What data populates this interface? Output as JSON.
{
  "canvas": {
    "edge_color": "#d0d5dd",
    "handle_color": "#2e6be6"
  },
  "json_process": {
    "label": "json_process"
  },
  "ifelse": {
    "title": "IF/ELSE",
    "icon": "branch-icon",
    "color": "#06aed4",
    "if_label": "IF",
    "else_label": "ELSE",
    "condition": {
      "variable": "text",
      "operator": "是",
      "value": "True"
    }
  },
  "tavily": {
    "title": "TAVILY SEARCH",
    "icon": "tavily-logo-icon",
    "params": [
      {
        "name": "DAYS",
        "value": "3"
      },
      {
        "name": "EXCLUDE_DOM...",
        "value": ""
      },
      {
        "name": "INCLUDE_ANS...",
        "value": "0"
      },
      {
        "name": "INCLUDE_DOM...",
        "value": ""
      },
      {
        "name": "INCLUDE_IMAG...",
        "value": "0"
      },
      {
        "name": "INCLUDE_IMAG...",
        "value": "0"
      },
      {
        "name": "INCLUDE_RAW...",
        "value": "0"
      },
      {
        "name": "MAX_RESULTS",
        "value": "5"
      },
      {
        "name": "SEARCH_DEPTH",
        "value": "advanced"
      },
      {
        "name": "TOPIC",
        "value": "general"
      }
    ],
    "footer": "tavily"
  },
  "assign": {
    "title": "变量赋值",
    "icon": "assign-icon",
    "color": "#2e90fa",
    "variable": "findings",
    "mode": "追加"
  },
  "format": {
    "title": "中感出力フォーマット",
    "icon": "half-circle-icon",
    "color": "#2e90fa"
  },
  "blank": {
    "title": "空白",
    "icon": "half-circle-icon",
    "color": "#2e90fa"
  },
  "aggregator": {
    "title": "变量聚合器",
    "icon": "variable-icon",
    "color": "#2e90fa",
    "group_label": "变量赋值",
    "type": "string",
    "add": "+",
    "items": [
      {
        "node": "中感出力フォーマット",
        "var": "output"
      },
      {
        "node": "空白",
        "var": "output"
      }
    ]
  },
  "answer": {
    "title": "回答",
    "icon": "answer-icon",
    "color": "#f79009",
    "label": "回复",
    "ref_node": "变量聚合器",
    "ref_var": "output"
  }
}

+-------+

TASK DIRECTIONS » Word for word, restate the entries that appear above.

YOUR RESPONSE »
What data populates this interface? Output as JSON.
{
  "canvas": {
    "edge_color": "#d0d5dd",
    "handle_color": "#2e6be6"
  },
  "json_process": {
    "label": "json_process"
  },
  "ifelse": {
    "title": "IF/ELSE",
    "icon": "branch-icon",
    "color": "#06aed4",
    "if_label": "IF",
    "else_label": "ELSE",
    "condition": {
      "variable": "text",
      "operator": "是",
      "value": "True"
    }
  },
  "tavily": {
    "title": "TAVILY SEARCH",
    "icon": "tavily-logo-icon",
    "params": [
      {
        "name": "DAYS",
        "value": "3"
      },
      {
        "name": "EXCLUDE_DOM...",
        "value": ""
      },
      {
        "name": "INCLUDE_ANS...",
        "value": "0"
      },
      {
        "name": "INCLUDE_DOM...",
        "value": ""
      },
      {
        "name": "INCLUDE_IMAG...",
        "value": "0"
      },
      {
        "name": "INCLUDE_IMAG...",
        "value": "0"
      },
      {
        "name": "INCLUDE_RAW...",
        "value": "0"
      },
      {
        "name": "MAX_RESULTS",
        "value": "5"
      },
      {
        "name": "SEARCH_DEPTH",
        "value": "advanced"
      },
      {
        "name": "TOPIC",
        "value": "general"
      }
    ],
    "footer": "tavily"
  },
  "assign": {
    "title": "变量赋值",
    "icon": "assign-icon",
    "color": "#2e90fa",
    "variable": "findings",
    "mode": "追加"
  },
  "format": {
    "title": "中感出力フォーマット",
    "icon": "half-circle-icon",
    "color": "#2e90fa"
  },
  "blank": {
    "title": "空白",
    "icon": "half-circle-icon",
    "color": "#2e90fa"
  },
  "aggregator": {
    "title": "变量聚合器",
    "icon": "variable-icon",
    "color": "#2e90fa",
    "group_label": "变量赋值",
    "type": "string",
    "add": "+",
    "items": [
      {
        "node": "中感出力フォーマット",
        "var": "output"
      },
      {
        "node": "空白",
        "var": "output"
      }
    ]
  },
  "answer": {
    "title": "回答",
    "icon": "answer-icon",
    "color": "#f79009",
    "label": "回复",
    "ref_node": "变量聚合器",
    "ref_var": "output"
  }
}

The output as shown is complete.